South Kern Sol, Randy Villegas
In late February, a coalition of lawyers gathered at CSUB to inform community residents about their rights, regardless of their immigration status. Here are some key takeaways and seven Do’s and Don’ts from immigration lawyers in Kern.
- DO make a plan.
In the event that you or a family member is detained or deported, you need to have a plan in place to avoid panic. Children and family members should know whom they should go to for help, have the phone number of your immigration attorney on hand, and take steps to fight a possible deportation order.
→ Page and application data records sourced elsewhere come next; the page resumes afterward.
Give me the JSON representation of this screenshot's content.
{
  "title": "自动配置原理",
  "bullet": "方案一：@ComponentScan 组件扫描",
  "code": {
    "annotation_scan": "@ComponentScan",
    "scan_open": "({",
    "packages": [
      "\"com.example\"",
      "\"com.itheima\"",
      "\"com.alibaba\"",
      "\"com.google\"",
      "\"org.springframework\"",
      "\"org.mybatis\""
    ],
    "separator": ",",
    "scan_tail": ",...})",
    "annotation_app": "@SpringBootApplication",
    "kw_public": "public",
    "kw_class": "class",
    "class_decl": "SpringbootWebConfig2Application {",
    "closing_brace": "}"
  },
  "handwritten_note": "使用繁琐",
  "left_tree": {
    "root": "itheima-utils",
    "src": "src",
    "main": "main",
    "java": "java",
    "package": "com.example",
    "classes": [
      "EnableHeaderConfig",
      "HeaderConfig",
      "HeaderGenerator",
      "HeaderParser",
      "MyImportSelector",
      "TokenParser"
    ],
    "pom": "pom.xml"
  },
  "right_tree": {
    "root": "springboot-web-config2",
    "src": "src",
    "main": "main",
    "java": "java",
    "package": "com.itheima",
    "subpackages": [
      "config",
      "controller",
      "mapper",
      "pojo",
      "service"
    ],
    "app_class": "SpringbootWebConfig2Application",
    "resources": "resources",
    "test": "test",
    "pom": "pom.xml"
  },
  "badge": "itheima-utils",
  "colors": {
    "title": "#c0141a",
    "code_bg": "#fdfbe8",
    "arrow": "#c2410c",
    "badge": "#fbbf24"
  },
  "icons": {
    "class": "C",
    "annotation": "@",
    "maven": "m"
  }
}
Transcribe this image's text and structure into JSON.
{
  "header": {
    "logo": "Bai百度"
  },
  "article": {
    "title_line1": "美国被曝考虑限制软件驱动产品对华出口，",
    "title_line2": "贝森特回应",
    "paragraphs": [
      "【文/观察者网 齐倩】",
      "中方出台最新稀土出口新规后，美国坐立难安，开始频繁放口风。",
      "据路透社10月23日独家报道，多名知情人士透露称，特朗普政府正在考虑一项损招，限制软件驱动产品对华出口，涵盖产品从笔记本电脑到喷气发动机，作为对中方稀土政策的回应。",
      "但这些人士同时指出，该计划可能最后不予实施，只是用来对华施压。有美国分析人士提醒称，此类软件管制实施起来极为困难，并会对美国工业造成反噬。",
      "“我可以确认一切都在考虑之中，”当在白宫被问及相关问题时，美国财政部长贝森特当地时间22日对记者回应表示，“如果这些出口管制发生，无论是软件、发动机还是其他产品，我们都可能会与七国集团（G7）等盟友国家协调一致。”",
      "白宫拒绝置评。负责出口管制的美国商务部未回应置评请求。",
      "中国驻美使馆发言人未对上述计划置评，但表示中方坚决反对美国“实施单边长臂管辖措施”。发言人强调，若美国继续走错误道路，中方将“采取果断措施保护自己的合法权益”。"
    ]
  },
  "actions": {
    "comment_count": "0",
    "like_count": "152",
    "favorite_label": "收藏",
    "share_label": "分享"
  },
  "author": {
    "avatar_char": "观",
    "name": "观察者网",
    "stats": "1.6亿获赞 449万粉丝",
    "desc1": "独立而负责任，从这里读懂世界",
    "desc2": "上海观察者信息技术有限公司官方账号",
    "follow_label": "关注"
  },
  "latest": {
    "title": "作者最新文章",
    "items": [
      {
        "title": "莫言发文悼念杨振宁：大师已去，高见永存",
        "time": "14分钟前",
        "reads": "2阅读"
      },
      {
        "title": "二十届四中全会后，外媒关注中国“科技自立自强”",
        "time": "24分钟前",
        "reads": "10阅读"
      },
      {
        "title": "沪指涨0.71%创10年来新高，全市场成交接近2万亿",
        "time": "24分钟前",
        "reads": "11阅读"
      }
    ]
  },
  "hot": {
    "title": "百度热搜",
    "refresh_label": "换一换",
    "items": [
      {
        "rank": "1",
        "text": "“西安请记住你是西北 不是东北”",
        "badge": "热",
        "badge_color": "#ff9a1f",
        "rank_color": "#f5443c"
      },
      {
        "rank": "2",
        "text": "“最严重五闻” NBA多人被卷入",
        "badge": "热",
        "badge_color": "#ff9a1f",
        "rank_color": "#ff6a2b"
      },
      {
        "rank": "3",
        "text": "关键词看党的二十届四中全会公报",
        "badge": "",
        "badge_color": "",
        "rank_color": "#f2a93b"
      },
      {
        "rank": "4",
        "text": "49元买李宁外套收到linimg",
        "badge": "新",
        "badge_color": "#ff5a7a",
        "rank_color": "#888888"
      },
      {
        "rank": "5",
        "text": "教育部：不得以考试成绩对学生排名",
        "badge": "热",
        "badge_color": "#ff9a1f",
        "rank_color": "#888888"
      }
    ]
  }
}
- If you have family members who are U.S. citizens, ask them to get a passport immediately. Only U.S. citizens can get a U.S. passport. This will make it possible for U.S.-citizen children and family members to pass back and forth between countries, and visit relatives in the event that someone is deported.
- Make sure you have an adult or guardian who is able to care for your children in the event that you and your spouse get deported. This should be someone you can trust with sensitive information. This person should know your full name, your date of birth and, if you have a green card, they should know your alien registration number, which can be found on your green card.
- Plan ahead with finances, bank accounts, and have contacts who may assist family members in the case of an emergency. A good idea is to have a list with your immigration attorney’s number and the legal guardian(s) who may care for your children.
- You can also have a letter drafted, nominating a guardian to care for children. It is as simple as writing this letter and having it notarized. This letter is VERY important. If you don’t take this precautionary step, then the state of California will get custody of the U.S. children. This letter should also state that you authorize this person to obtain medical records and enroll children in school. Access to health and medical records is vital. Lastly, make sure that the guardian knows where to access birth certificates and important documents for your children.
- DO beware of notarios / notaries public.
There are radio announcements and ads of notarios (notaries public) all over town. This has led to some confusion among residents in Kern. Keep in mind that notarios in the United States are not the same as notarios in Mexico. In Mexico, they are trained professionals who can give you legal advice. Notaries here don’t go through the same extensive education and should not give you legal advice. In the United States, they can only certify documents (such as your guardianship letter).
If you need legal advice, speak to a professional attorney instead. If you have been a victim of fraud by a notary, you should immediately seek a reputable lawyer. (This won’t have any effect on your immigration case.)
- DON’T hang things on your rearview mirror.
It is very common for people to hang objects like lanyards or rosaries from their rearview mirrors. This gives police officers the right to pull you over for violating a vehicle code. In addition to this you are advised to ensure that all of your car’s equipment is working, including lights, signals and mirrors, as any of these malfunctions can lead to an officer pulling you over.
- DO remain silent.
You absolutely have the right to remain silent when being questioned by any officer, whether they are police or ICE. Lawyers advise people not to answer any questions about their legal status, their country of origin, how long they’ve been in the United States, or anything related to immigration until they speak to an attorney.
- DON’T open the door, or consent to a search.
Officers need either a search warrant or your consent to search your vehicle or your home. Do not give your consent under any circumstances. If the officers say they have a search warrant, ask to see it first. Don’t open the door; ask them to slide it through the mail slot or under the door. A search warrant must be signed by a judge, it has to specifically name your address and name you (first and last name) in order to be valid. In the event that they do have a valid search warrant, you should exercise your right to remain silent until you can speak to a lawyer.
- DO seek an attorney if you are harassed or a victim of wage theft at work.
Regardless of your immigration status, you are entitled to certain protections in the workplace. If you are a victim of harassment or wage theft at work, you are encouraged to call the California Department of Fair Employment and Housing. They do not ask whether you are a citizen. Here in California, we have the Division of Labor Standards Enforcement. Our taxes go to this labor board and lawyers are provided to help you with your case, at no cost to you. In addition, you are entitled to the same benefits of workers compensation if you are injured at work.
- DO file a complaint against any harassment or bullying at school.
Many cases of bullying and anti-immigrant rhetoric have emerged in classrooms and schools across the nation. This type of harassment should not be tolerated and educators are required to intervene should they witness this. If your child is a victim of bullying, write a formal written letter of complaint to the school. Administrators must respond promptly and take measures to prevent bullying.